** Material for the task follows **

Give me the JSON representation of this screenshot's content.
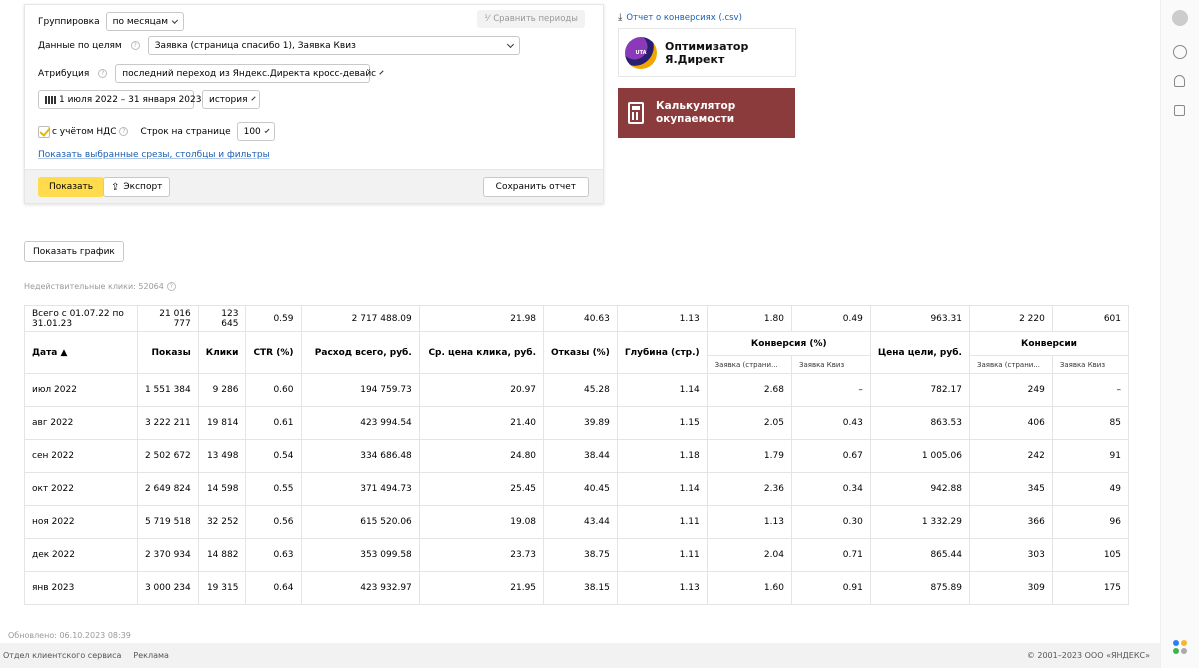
{
  "filters": {
    "grouping_label": "Группировка",
    "grouping_value": "по месяцам",
    "compare_label": "Сравнить периоды",
    "goals_label": "Данные по целям",
    "goals_value": "Заявка (страница спасибо 1), Заявка Квиз",
    "attribution_label": "Атрибуция",
    "attribution_value": "последний переход из Яндекс.Директа кросс-девайс",
    "date_range": "1 июля 2022 – 31 января 2023",
    "history_value": "история",
    "vat_label": "с учётом НДС",
    "rows_label": "Строк на странице",
    "rows_value": "100",
    "show_slices_link": "Показать выбранные срезы, столбцы и фильтры",
    "show_button": "Показать",
    "export_button": "Экспорт",
    "save_button": "Сохранить отчет"
  },
  "promo": {
    "csv_link": "Отчет о конверсиях (.csv)",
    "optimizer_logo": "UTA",
    "optimizer_line1": "Оптимизатор",
    "optimizer_line2": "Я.Директ",
    "calc_line1": "Калькулятор",
    "calc_line2": "окупаемости"
  },
  "show_chart_button": "Показать график",
  "invalid_clicks": "Недействительные клики: 52064",
  "table": {
    "totals": [
      "Всего с 01.07.22 по 31.01.23",
      "21 016 777",
      "123 645",
      "0.59",
      "2 717 488.09",
      "21.98",
      "40.63",
      "1.13",
      "1.80",
      "0.49",
      "963.31",
      "2 220",
      "601"
    ],
    "headers": [
      "Дата ▲",
      "Показы",
      "Клики",
      "CTR (%)",
      "Расход всего, руб.",
      "Ср. цена клика, руб.",
      "Отказы (%)",
      "Глубина (стр.)",
      "Конверсия (%)",
      "Цена цели, руб.",
      "Конверсии"
    ],
    "subheaders": [
      "Заявка (страни...",
      "Заявка Квиз",
      "Заявка (страни...",
      "Заявка Квиз"
    ],
    "rows": [
      [
        "июл 2022",
        "1 551 384",
        "9 286",
        "0.60",
        "194 759.73",
        "20.97",
        "45.28",
        "1.14",
        "2.68",
        "–",
        "782.17",
        "249",
        "–"
      ],
      [
        "авг 2022",
        "3 222 211",
        "19 814",
        "0.61",
        "423 994.54",
        "21.40",
        "39.89",
        "1.15",
        "2.05",
        "0.43",
        "863.53",
        "406",
        "85"
      ],
      [
        "сен 2022",
        "2 502 672",
        "13 498",
        "0.54",
        "334 686.48",
        "24.80",
        "38.44",
        "1.18",
        "1.79",
        "0.67",
        "1 005.06",
        "242",
        "91"
      ],
      [
        "окт 2022",
        "2 649 824",
        "14 598",
        "0.55",
        "371 494.73",
        "25.45",
        "40.45",
        "1.14",
        "2.36",
        "0.34",
        "942.88",
        "345",
        "49"
      ],
      [
        "ноя 2022",
        "5 719 518",
        "32 252",
        "0.56",
        "615 520.06",
        "19.08",
        "43.44",
        "1.11",
        "1.13",
        "0.30",
        "1 332.29",
        "366",
        "96"
      ],
      [
        "дек 2022",
        "2 370 934",
        "14 882",
        "0.63",
        "353 099.58",
        "23.73",
        "38.75",
        "1.11",
        "2.04",
        "0.71",
        "865.44",
        "303",
        "105"
      ],
      [
        "янв 2023",
        "3 000 234",
        "19 315",
        "0.64",
        "423 932.97",
        "21.95",
        "38.15",
        "1.13",
        "1.60",
        "0.91",
        "875.89",
        "309",
        "175"
      ]
    ]
  },
  "updated": "Обновлено: 06.10.2023 08:39",
  "footer": {
    "support": "Отдел клиентского сервиса",
    "ads": "Реклама",
    "copyright": "© 2001–2023 ООО «ЯНДЕКС»"
  },
  "colors": {
    "accent_yellow": "#ffdb4d",
    "calc_bg": "#8b3b3b",
    "link_blue": "#1a5fb4"
  }
}
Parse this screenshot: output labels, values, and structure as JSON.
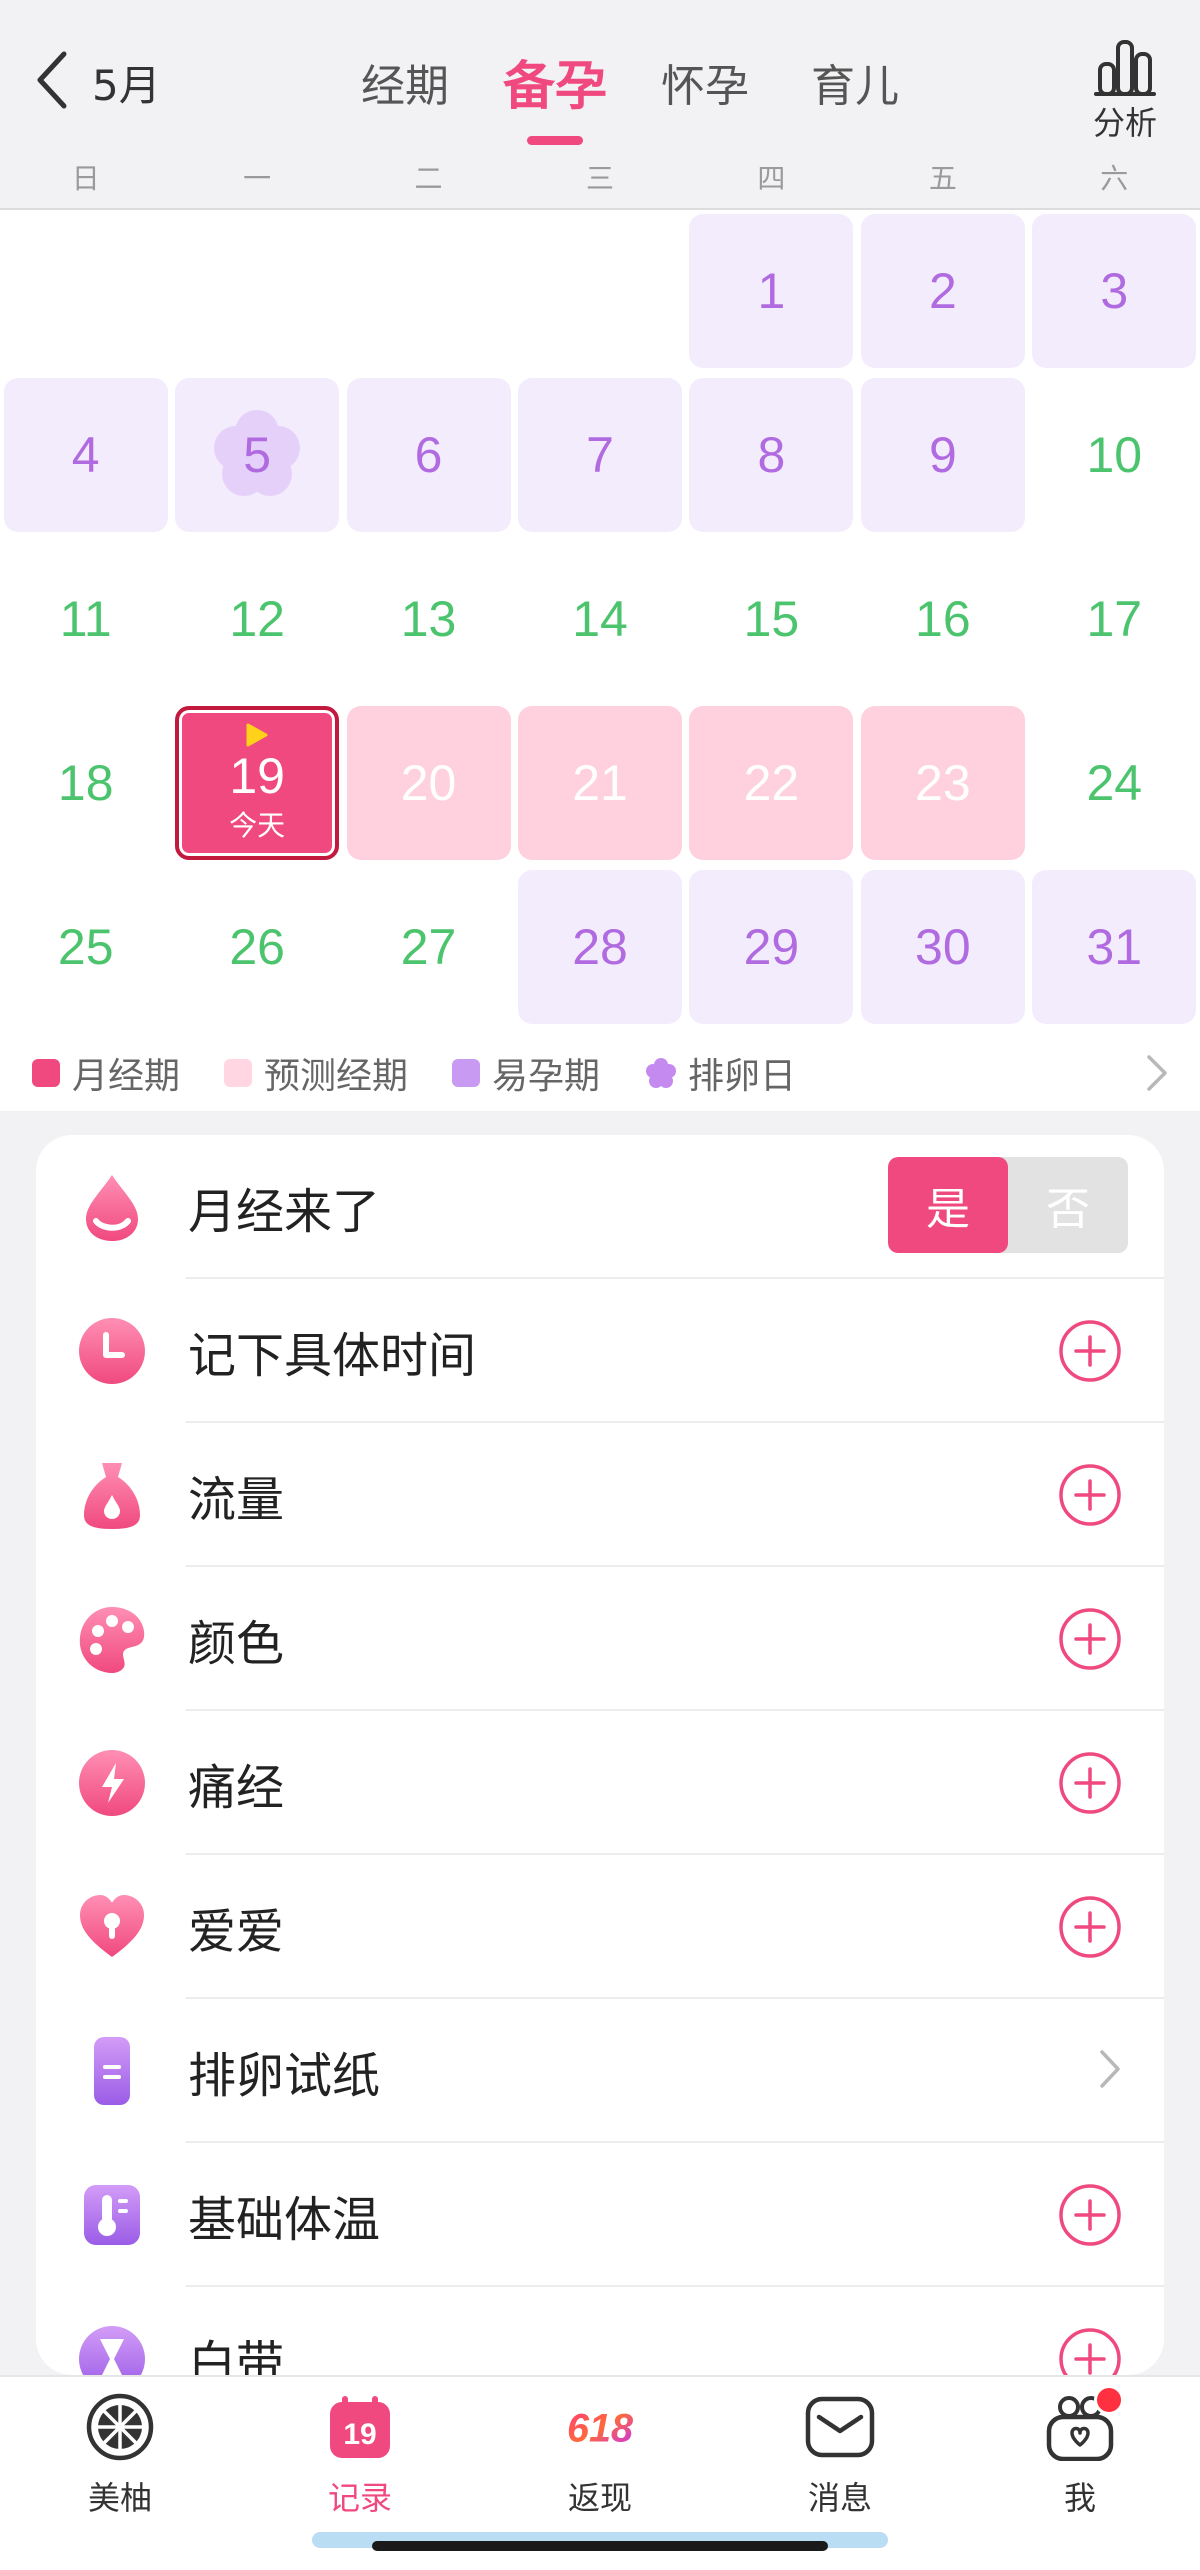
{
  "header": {
    "month": "5月",
    "tabs": [
      "经期",
      "备孕",
      "怀孕",
      "育儿"
    ],
    "active_tab": 1,
    "analysis_label": "分析"
  },
  "weekdays": [
    "日",
    "一",
    "二",
    "三",
    "四",
    "五",
    "六"
  ],
  "calendar": {
    "today_label": "今天",
    "days": [
      {
        "day": "1",
        "type": "fertile"
      },
      {
        "day": "2",
        "type": "fertile"
      },
      {
        "day": "3",
        "type": "fertile"
      },
      {
        "day": "4",
        "type": "fertile"
      },
      {
        "day": "5",
        "type": "ovulation"
      },
      {
        "day": "6",
        "type": "fertile"
      },
      {
        "day": "7",
        "type": "fertile"
      },
      {
        "day": "8",
        "type": "fertile"
      },
      {
        "day": "9",
        "type": "fertile"
      },
      {
        "day": "10",
        "type": "normal"
      },
      {
        "day": "11",
        "type": "normal"
      },
      {
        "day": "12",
        "type": "normal"
      },
      {
        "day": "13",
        "type": "normal"
      },
      {
        "day": "14",
        "type": "normal"
      },
      {
        "day": "15",
        "type": "normal"
      },
      {
        "day": "16",
        "type": "normal"
      },
      {
        "day": "17",
        "type": "normal"
      },
      {
        "day": "18",
        "type": "normal"
      },
      {
        "day": "19",
        "type": "today"
      },
      {
        "day": "20",
        "type": "predicted"
      },
      {
        "day": "21",
        "type": "predicted"
      },
      {
        "day": "22",
        "type": "predicted"
      },
      {
        "day": "23",
        "type": "predicted"
      },
      {
        "day": "24",
        "type": "normal"
      },
      {
        "day": "25",
        "type": "normal"
      },
      {
        "day": "26",
        "type": "normal"
      },
      {
        "day": "27",
        "type": "normal"
      },
      {
        "day": "28",
        "type": "fertile"
      },
      {
        "day": "29",
        "type": "fertile"
      },
      {
        "day": "30",
        "type": "fertile"
      },
      {
        "day": "31",
        "type": "fertile"
      }
    ]
  },
  "legend": {
    "period": "月经期",
    "predicted": "预测经期",
    "fertile": "易孕期",
    "ovulation": "排卵日"
  },
  "colors": {
    "accent": "#f0497f",
    "period": "#f0497f",
    "predicted": "#ffd0de",
    "fertile": "#c99af2",
    "ovulation": "#c48af0",
    "normal_day": "#4cc46e"
  },
  "records": {
    "period_came": {
      "label": "月经来了",
      "yes": "是",
      "no": "否",
      "icon": "drop-icon"
    },
    "items": [
      {
        "label": "记下具体时间",
        "icon": "clock-icon",
        "action": "add"
      },
      {
        "label": "流量",
        "icon": "bag-icon",
        "action": "add"
      },
      {
        "label": "颜色",
        "icon": "palette-icon",
        "action": "add"
      },
      {
        "label": "痛经",
        "icon": "lightning-icon",
        "action": "add"
      },
      {
        "label": "爱爱",
        "icon": "heart-icon",
        "action": "add"
      },
      {
        "label": "排卵试纸",
        "icon": "test-strip-icon",
        "action": "chevron"
      },
      {
        "label": "基础体温",
        "icon": "thermometer-icon",
        "action": "add"
      },
      {
        "label": "白带",
        "icon": "hourglass-icon",
        "action": "add"
      }
    ]
  },
  "bottom_nav": [
    {
      "label": "美柚",
      "icon": "pomelo-icon"
    },
    {
      "label": "记录",
      "icon": "calendar-19-icon",
      "calendar_day": "19"
    },
    {
      "label": "返现",
      "icon": "618-icon",
      "promo": "618"
    },
    {
      "label": "消息",
      "icon": "message-icon"
    },
    {
      "label": "我",
      "icon": "profile-icon"
    }
  ],
  "bottom_nav_active": 1
}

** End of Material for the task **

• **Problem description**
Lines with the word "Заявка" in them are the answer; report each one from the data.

• **Answer**
    "goals_value": "Заявка (страница спасибо 1), Заявка Квиз",
      "Заявка (страни...",
      "Заявка Квиз",
      "Заявка (страни...",
      "Заявка Квиз"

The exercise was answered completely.